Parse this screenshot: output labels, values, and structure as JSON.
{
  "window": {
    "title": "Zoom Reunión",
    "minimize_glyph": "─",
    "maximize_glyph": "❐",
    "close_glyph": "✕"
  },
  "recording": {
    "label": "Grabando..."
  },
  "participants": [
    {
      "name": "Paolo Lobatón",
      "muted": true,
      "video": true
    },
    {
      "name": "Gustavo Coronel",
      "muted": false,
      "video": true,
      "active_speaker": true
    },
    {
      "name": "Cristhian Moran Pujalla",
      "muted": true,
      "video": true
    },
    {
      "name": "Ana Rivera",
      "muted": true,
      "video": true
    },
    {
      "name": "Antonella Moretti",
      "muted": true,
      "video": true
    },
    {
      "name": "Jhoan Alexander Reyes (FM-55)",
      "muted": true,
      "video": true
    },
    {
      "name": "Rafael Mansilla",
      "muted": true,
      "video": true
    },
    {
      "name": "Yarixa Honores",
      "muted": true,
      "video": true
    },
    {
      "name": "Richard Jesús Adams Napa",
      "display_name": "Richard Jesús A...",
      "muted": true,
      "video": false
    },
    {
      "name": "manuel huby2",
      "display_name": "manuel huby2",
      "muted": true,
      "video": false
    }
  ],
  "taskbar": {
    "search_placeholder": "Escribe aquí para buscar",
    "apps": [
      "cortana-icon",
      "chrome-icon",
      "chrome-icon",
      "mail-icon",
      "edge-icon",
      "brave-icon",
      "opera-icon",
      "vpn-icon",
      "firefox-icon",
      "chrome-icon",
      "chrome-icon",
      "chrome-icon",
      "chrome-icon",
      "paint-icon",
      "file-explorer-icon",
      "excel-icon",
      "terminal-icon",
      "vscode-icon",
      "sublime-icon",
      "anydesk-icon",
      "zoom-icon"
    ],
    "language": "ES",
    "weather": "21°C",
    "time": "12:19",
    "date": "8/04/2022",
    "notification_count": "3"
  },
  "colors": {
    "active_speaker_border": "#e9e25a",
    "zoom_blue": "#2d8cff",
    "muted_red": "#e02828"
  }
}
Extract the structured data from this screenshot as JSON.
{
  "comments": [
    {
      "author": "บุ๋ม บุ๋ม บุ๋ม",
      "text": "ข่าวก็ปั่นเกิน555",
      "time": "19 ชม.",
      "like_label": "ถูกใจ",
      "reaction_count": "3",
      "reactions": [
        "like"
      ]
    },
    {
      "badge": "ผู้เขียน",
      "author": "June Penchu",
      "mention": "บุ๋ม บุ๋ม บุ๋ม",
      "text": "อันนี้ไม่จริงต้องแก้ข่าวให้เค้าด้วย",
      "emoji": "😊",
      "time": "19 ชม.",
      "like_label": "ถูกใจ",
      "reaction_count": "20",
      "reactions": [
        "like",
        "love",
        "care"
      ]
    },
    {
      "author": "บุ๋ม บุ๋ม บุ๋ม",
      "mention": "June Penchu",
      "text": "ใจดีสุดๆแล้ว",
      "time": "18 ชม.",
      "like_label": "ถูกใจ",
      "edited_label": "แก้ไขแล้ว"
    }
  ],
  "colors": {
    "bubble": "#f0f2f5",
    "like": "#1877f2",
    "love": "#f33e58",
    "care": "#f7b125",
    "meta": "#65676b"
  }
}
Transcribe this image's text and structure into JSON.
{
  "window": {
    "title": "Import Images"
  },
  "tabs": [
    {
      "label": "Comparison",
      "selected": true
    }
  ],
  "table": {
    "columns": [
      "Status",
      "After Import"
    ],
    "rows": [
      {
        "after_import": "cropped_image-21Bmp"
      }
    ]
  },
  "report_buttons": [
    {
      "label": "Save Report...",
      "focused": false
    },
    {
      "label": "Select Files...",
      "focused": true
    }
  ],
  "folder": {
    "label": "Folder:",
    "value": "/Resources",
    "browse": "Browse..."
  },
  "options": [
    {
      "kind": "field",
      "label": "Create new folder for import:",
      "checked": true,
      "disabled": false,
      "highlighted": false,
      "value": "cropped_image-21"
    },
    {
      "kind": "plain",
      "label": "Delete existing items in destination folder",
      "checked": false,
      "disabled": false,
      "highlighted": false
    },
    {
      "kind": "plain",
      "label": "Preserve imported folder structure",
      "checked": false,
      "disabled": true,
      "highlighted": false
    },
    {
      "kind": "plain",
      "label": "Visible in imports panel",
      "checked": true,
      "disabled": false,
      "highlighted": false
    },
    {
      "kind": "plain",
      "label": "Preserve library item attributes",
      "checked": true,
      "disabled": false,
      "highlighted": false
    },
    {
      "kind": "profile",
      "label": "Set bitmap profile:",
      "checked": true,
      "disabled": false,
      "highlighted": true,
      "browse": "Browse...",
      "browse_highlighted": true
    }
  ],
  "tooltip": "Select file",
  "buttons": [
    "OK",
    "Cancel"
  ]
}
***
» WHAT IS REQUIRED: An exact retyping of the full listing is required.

» SOLVED EXERCISE:
Parse this screenshot: output labels, values, and structure as JSON.
{
  "window": {
    "title": "Zoom Reunión",
    "minimize_glyph": "─",
    "maximize_glyph": "❐",
    "close_glyph": "✕"
  },
  "recording": {
    "label": "Grabando..."
  },
  "participants": [
    {
      "name": "Paolo Lobatón",
      "muted": true,
      "video": true
    },
    {
      "name": "Gustavo Coronel",
      "muted": false,
      "video": true,
      "active_speaker": true
    },
    {
      "name": "Cristhian Moran Pujalla",
      "muted": true,
      "video": true
    },
    {
      "name": "Ana Rivera",
      "muted": true,
      "video": true
    },
    {
      "name": "Antonella Moretti",
      "muted": true,
      "video": true
    },
    {
      "name": "Jhoan Alexander Reyes (FM-55)",
      "muted": true,
      "video": true
    },
    {
      "name": "Rafael Mansilla",
      "muted": true,
      "video": true
    },
    {
      "name": "Yarixa Honores",
      "muted": true,
      "video": true
    },
    {
      "name": "Richard Jesús Adams Napa",
      "display_name": "Richard Jesús A...",
      "muted": true,
      "video": false
    },
    {
      "name": "manuel huby2",
      "display_name": "manuel huby2",
      "muted": true,
      "video": false
    }
  ],
  "taskbar": {
    "search_placeholder": "Escribe aquí para buscar",
    "apps": [
      "cortana-icon",
      "chrome-icon",
      "chrome-icon",
      "mail-icon",
      "edge-icon",
      "brave-icon",
      "opera-icon",
      "vpn-icon",
      "firefox-icon",
      "chrome-icon",
      "chrome-icon",
      "chrome-icon",
      "chrome-icon",
      "paint-icon",
      "file-explorer-icon",
      "excel-icon",
      "terminal-icon",
      "vscode-icon",
      "sublime-icon",
      "anydesk-icon",
      "zoom-icon"
    ],
    "language": "ES",
    "weather": "21°C",
    "time": "12:19",
    "date": "8/04/2022",
    "notification_count": "3"
  },
  "colors": {
    "active_speaker_border": "#e9e25a",
    "zoom_blue": "#2d8cff",
    "muted_red": "#e02828"
  }
}
Extract the structured data from this screenshot as JSON.
{
  "comments": [
    {
      "author": "บุ๋ม บุ๋ม บุ๋ม",
      "text": "ข่าวก็ปั่นเกิน555",
      "time": "19 ชม.",
      "like_label": "ถูกใจ",
      "reaction_count": "3",
      "reactions": [
        "like"
      ]
    },
    {
      "badge": "ผู้เขียน",
      "author": "June Penchu",
      "mention": "บุ๋ม บุ๋ม บุ๋ม",
      "text": "อันนี้ไม่จริงต้องแก้ข่าวให้เค้าด้วย",
      "emoji": "😊",
      "time": "19 ชม.",
      "like_label": "ถูกใจ",
      "reaction_count": "20",
      "reactions": [
        "like",
        "love",
        "care"
      ]
    },
    {
      "author": "บุ๋ม บุ๋ม บุ๋ม",
      "mention": "June Penchu",
      "text": "ใจดีสุดๆแล้ว",
      "time": "18 ชม.",
      "like_label": "ถูกใจ",
      "edited_label": "แก้ไขแล้ว"
    }
  ],
  "colors": {
    "bubble": "#f0f2f5",
    "like": "#1877f2",
    "love": "#f33e58",
    "care": "#f7b125",
    "meta": "#65676b"
  }
}
Transcribe this image's text and structure into JSON.
{
  "window": {
    "title": "Import Images"
  },
  "tabs": [
    {
      "label": "Comparison",
      "selected": true
    }
  ],
  "table": {
    "columns": [
      "Status",
      "After Import"
    ],
    "rows": [
      {
        "after_import": "cropped_image-21Bmp"
      }
    ]
  },
  "report_buttons": [
    {
      "label": "Save Report...",
      "focused": false
    },
    {
      "label": "Select Files...",
      "focused": true
    }
  ],
  "folder": {
    "label": "Folder:",
    "value": "/Resources",
    "browse": "Browse..."
  },
  "options": [
    {
      "kind": "field",
      "label": "Create new folder for import:",
      "checked": true,
      "disabled": false,
      "highlighted": false,
      "value": "cropped_image-21"
    },
    {
      "kind": "plain",
      "label": "Delete existing items in destination folder",
      "checked": false,
      "disabled": false,
      "highlighted": false
    },
    {
      "kind": "plain",
      "label": "Preserve imported folder structure",
      "checked": false,
      "disabled": true,
      "highlighted": false
    },
    {
      "kind": "plain",
      "label": "Visible in imports panel",
      "checked": true,
      "disabled": false,
      "highlighted": false
    },
    {
      "kind": "plain",
      "label": "Preserve library item attributes",
      "checked": true,
      "disabled": false,
      "highlighted": false
    },
    {
      "kind": "profile",
      "label": "Set bitmap profile:",
      "checked": true,
      "disabled": false,
      "highlighted": true,
      "browse": "Browse...",
      "browse_highlighted": true
    }
  ],
  "tooltip": "Select file",
  "buttons": [
    "OK",
    "Cancel"
  ]
}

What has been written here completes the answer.